As your article mentions, one component of a viable policy solution is addressing the mental health and substance abuse prevalent in single homeless adults. Discussions during a May 2015 roundtable with First Lady Chirlane McCray and shelter providers regarding specialized shelters for those with mental health issues and a higher level of violence are a good starting point (See May 19th Services for the Underserved press release.) Also promising is the training of five to ten thousand NYPD officers to deal with emotionally disturbed persons who are often those living on the streets.

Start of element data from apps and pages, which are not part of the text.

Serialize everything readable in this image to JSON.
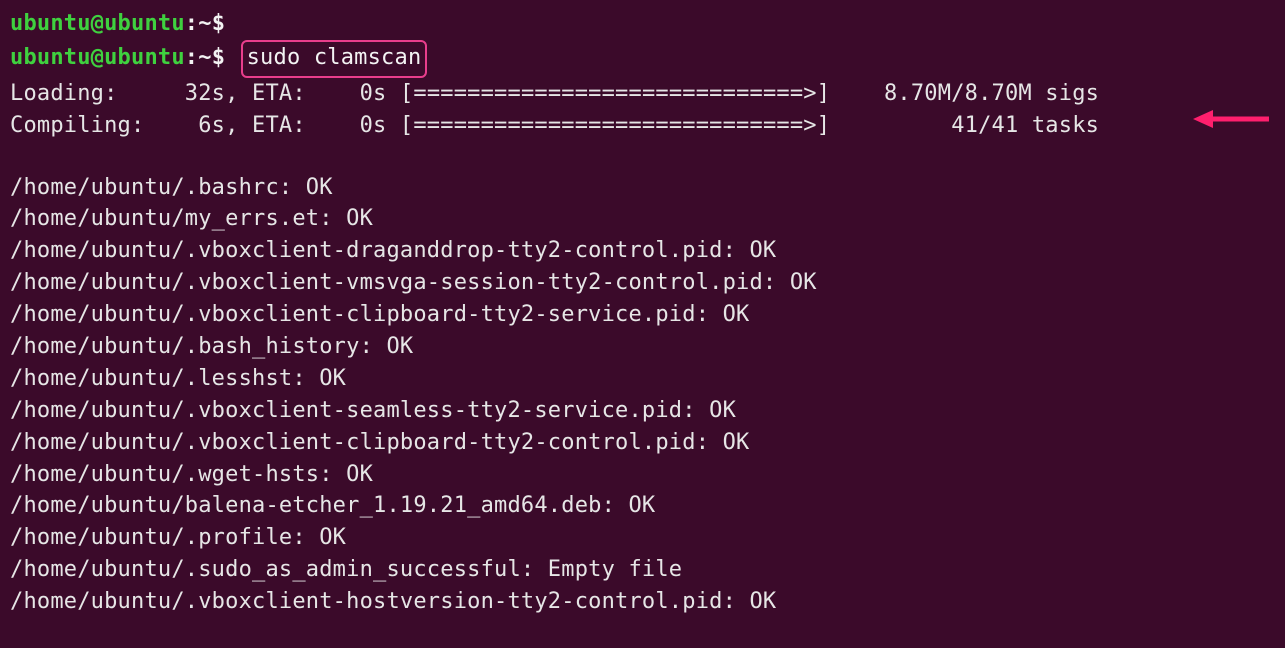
{
  "prompt": {
    "user_host": "ubuntu@ubuntu",
    "colon": ":",
    "path": "~",
    "dollar": "$",
    "command": "sudo clamscan"
  },
  "progress": {
    "loading": {
      "label": "Loading:",
      "elapsed": "32s",
      "eta_label": "ETA:",
      "eta": "0s",
      "bar": "[=============================>]",
      "status": "8.70M/8.70M sigs"
    },
    "compiling": {
      "label": "Compiling:",
      "elapsed": "6s",
      "eta_label": "ETA:",
      "eta": "0s",
      "bar": "[=============================>]",
      "status": "41/41 tasks"
    }
  },
  "scan_results": [
    "/home/ubuntu/.bashrc: OK",
    "/home/ubuntu/my_errs.et: OK",
    "/home/ubuntu/.vboxclient-draganddrop-tty2-control.pid: OK",
    "/home/ubuntu/.vboxclient-vmsvga-session-tty2-control.pid: OK",
    "/home/ubuntu/.vboxclient-clipboard-tty2-service.pid: OK",
    "/home/ubuntu/.bash_history: OK",
    "/home/ubuntu/.lesshst: OK",
    "/home/ubuntu/.vboxclient-seamless-tty2-service.pid: OK",
    "/home/ubuntu/.vboxclient-clipboard-tty2-control.pid: OK",
    "/home/ubuntu/.wget-hsts: OK",
    "/home/ubuntu/balena-etcher_1.19.21_amd64.deb: OK",
    "/home/ubuntu/.profile: OK",
    "/home/ubuntu/.sudo_as_admin_successful: Empty file",
    "/home/ubuntu/.vboxclient-hostversion-tty2-control.pid: OK"
  ],
  "colors": {
    "background": "#3b0a2a",
    "prompt_green": "#3fd13f",
    "text": "#e6e6e6",
    "highlight_box": "#e83e8c",
    "arrow": "#ff1f6d"
  }
}
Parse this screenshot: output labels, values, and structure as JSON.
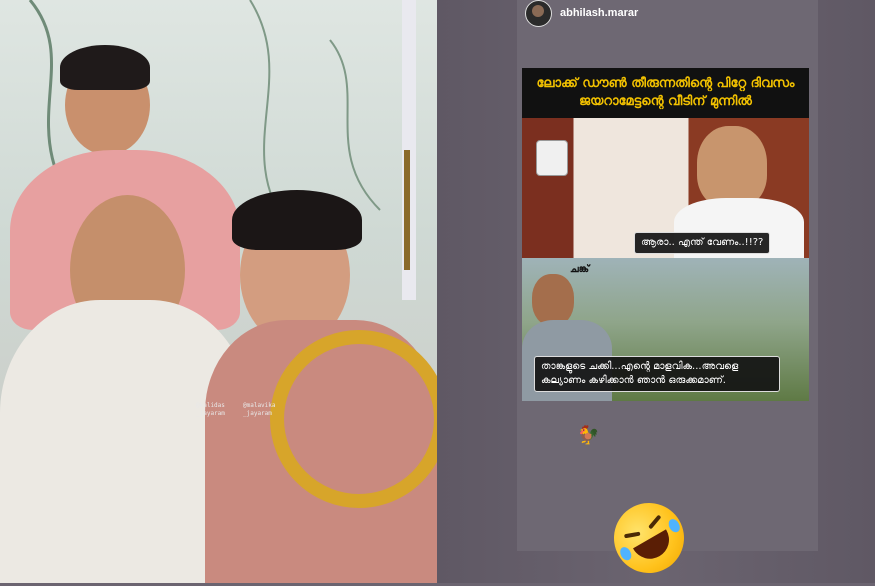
{
  "story": {
    "username": "abhilash.marar",
    "meme": {
      "title_line1": "ലോക്ക് ഡൗൺ തീരുന്നതിന്റെ പിറ്റേ ദിവസം",
      "title_line2": "ജയറാമേട്ടന്റെ വീടിന് മുന്നിൽ",
      "caption1": "ആരാ.. എന്ത് വേണം..!!??",
      "tag_label": "ചങ്ക്",
      "caption2": "താങ്കളുടെ ചക്കി...എന്റെ മാളവിക...അവളെ കല്യാണം കഴിക്കാൻ ഞാൻ ഒരുക്കമാണ്."
    },
    "mentions": [
      {
        "line1": "@kalidas",
        "line2": "_jayaram"
      },
      {
        "line1": "@malavika",
        "line2": "_jayaram"
      }
    ],
    "stickers": {
      "rooster": "🐓",
      "emoji_name": "rolling-on-the-floor-laughing-emoji"
    }
  },
  "colors": {
    "story_bg": "#6e6873",
    "meme_title_text": "#f3c200",
    "meme_title_bg": "#111111"
  }
}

A critical component of a policy solution is creating more viable alternatives to shelter as well as the unregulated three-quarter houses recently investigated by the NY Times. One such alternative is the drop-in centers mentioned in the August 1st Epoch Times article. For forty years, Urban Pathways has ensured that homeless and at-risk New Yorkers have the housing, services, and support they need to be self-sufficient. The Urban Pathways-operated Olivieri Drop In-Center in Manhattan offers on-site medical, mental health, and substance abuse assessments as well as access to meals, clothing, showers, and recovery programs to nearly 100 homeless individuals each day. The city has extended the operating hours of Olivieri to 24/7, year round, and per the Department of Homeless Services May 2015 Executive Budget testimony, plans to open two additional drop-in centers.

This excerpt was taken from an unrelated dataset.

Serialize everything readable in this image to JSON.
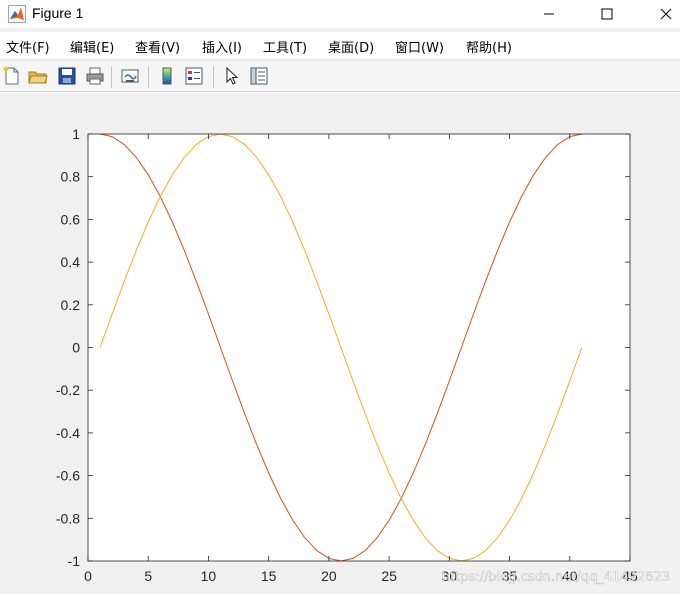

Another viable alternative to shelters is the safe havens, also referenced in the August 1st article. Safe havens provide temporary shelter and services to those unwilling to enter city shelters or unable to commit to treatment or recovery as a condition to accessing shelter. They also provide a transitional period to begin the rehabilitative process and recover from the harshness of the streets. New York City has recognized the utility of safe havens. There are ten in four boroughs. Urban Pathways operates Hegeman Safe Haven in Brooklyn and Travelers Safe Haven in Manhattan, which house 91 homeless individuals. Recognizing the utility of the model, the city recently increased its homeless outreach budget to fund over 300 safe haven beds.

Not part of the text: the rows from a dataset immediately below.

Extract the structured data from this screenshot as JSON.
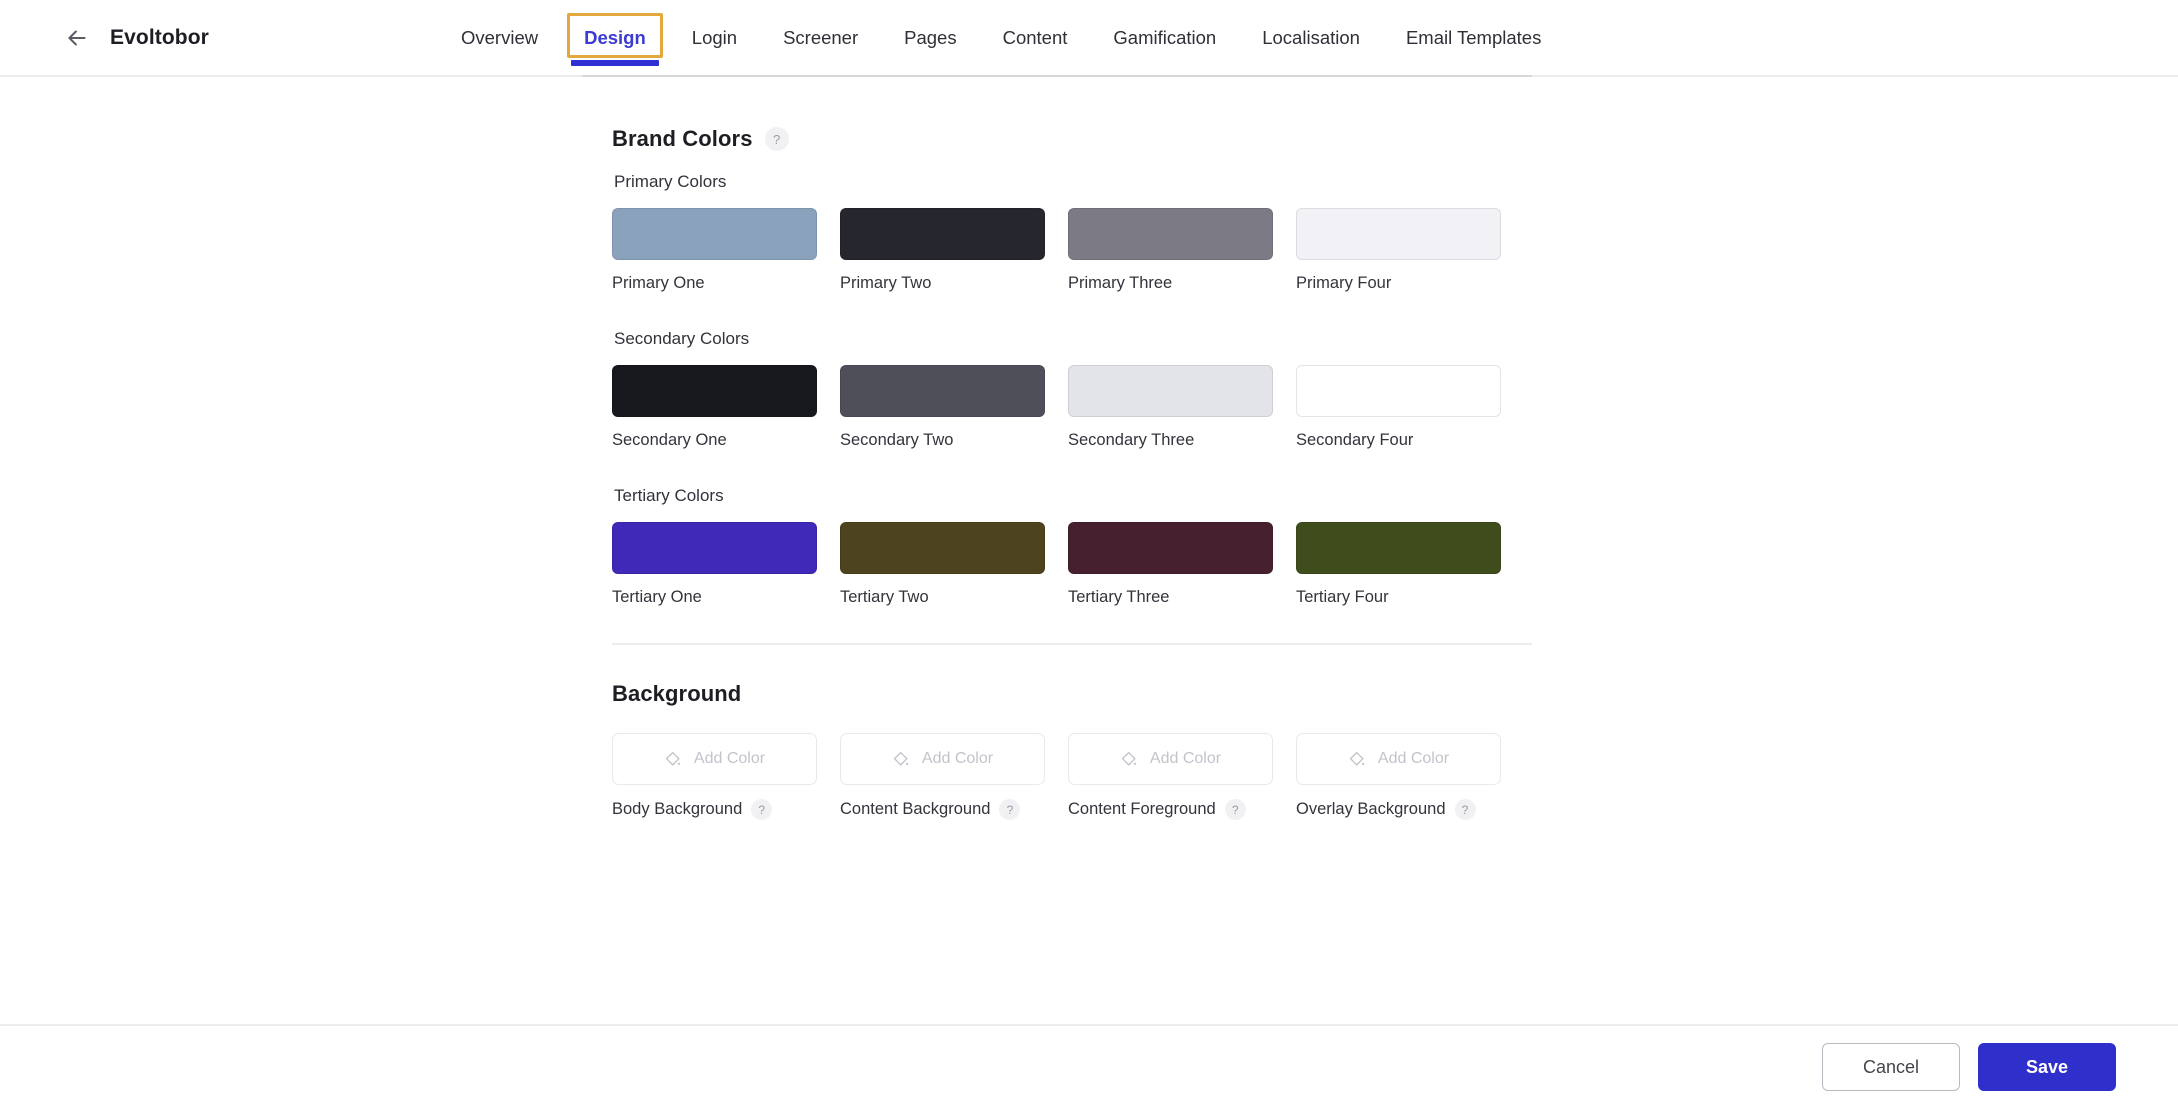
{
  "header": {
    "back_icon": "arrow-left-icon",
    "app_title": "Evoltobor",
    "tabs": [
      {
        "label": "Overview",
        "active": false
      },
      {
        "label": "Design",
        "active": true
      },
      {
        "label": "Login",
        "active": false
      },
      {
        "label": "Screener",
        "active": false
      },
      {
        "label": "Pages",
        "active": false
      },
      {
        "label": "Content",
        "active": false
      },
      {
        "label": "Gamification",
        "active": false
      },
      {
        "label": "Localisation",
        "active": false
      },
      {
        "label": "Email Templates",
        "active": false
      }
    ],
    "active_tab_text_color": "#3b3bd4",
    "active_tab_focus_ring_color": "#e3a83c",
    "active_tab_underline_color": "#2f2fd4"
  },
  "brand_colors": {
    "title": "Brand Colors",
    "help": "?",
    "groups": [
      {
        "label": "Primary Colors",
        "swatches": [
          {
            "label": "Primary One",
            "color": "#8ba2bd"
          },
          {
            "label": "Primary Two",
            "color": "#26272e"
          },
          {
            "label": "Primary Three",
            "color": "#7c7b85"
          },
          {
            "label": "Primary Four",
            "color": "#f2f1f6"
          }
        ]
      },
      {
        "label": "Secondary Colors",
        "swatches": [
          {
            "label": "Secondary One",
            "color": "#16181d"
          },
          {
            "label": "Secondary Two",
            "color": "#4f4f59"
          },
          {
            "label": "Secondary Three",
            "color": "#e3e3ea"
          },
          {
            "label": "Secondary Four",
            "color": "#ffffff"
          }
        ]
      },
      {
        "label": "Tertiary Colors",
        "swatches": [
          {
            "label": "Tertiary One",
            "color": "#4029b8"
          },
          {
            "label": "Tertiary Two",
            "color": "#4d431f"
          },
          {
            "label": "Tertiary Three",
            "color": "#472030"
          },
          {
            "label": "Tertiary Four",
            "color": "#3f4d1c"
          }
        ]
      }
    ]
  },
  "background": {
    "title": "Background",
    "items": [
      {
        "label": "Body Background",
        "button_text": "Add Color",
        "icon": "paint-bucket-icon",
        "help": "?"
      },
      {
        "label": "Content Background",
        "button_text": "Add Color",
        "icon": "paint-bucket-icon",
        "help": "?"
      },
      {
        "label": "Content Foreground",
        "button_text": "Add Color",
        "icon": "paint-bucket-icon",
        "help": "?"
      },
      {
        "label": "Overlay Background",
        "button_text": "Add Color",
        "icon": "paint-bucket-icon",
        "help": "?"
      }
    ]
  },
  "footer": {
    "cancel_label": "Cancel",
    "save_label": "Save",
    "save_color": "#2f2fcc"
  }
}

A single homelessness policy solution is incomplete without the inclusion of supportive housing, affordable housing combined with support services tailored to individual needs. Supportive housing is effective. In the first five years of the most recent New York City/State supportive housing agreement, New York City chronic homelessness decreased by almost one-half. Its utility, in part, stems from the stabilization it provides to those who have lived extremely unstable lives, including those who have lived on the streets.
For too long, individuals have resisted city homeless shelters for a subway seat or park bench. Understanding their motivations, let’s now develop a single adult homeless system response that addresses this reality.
Frederick Shack, LMSW
Chief Executive Officer, Urban Pathways, Inc.
Views expressed in this article are the opinions of the author and do not necessarily reflect the views of The Epoch Times.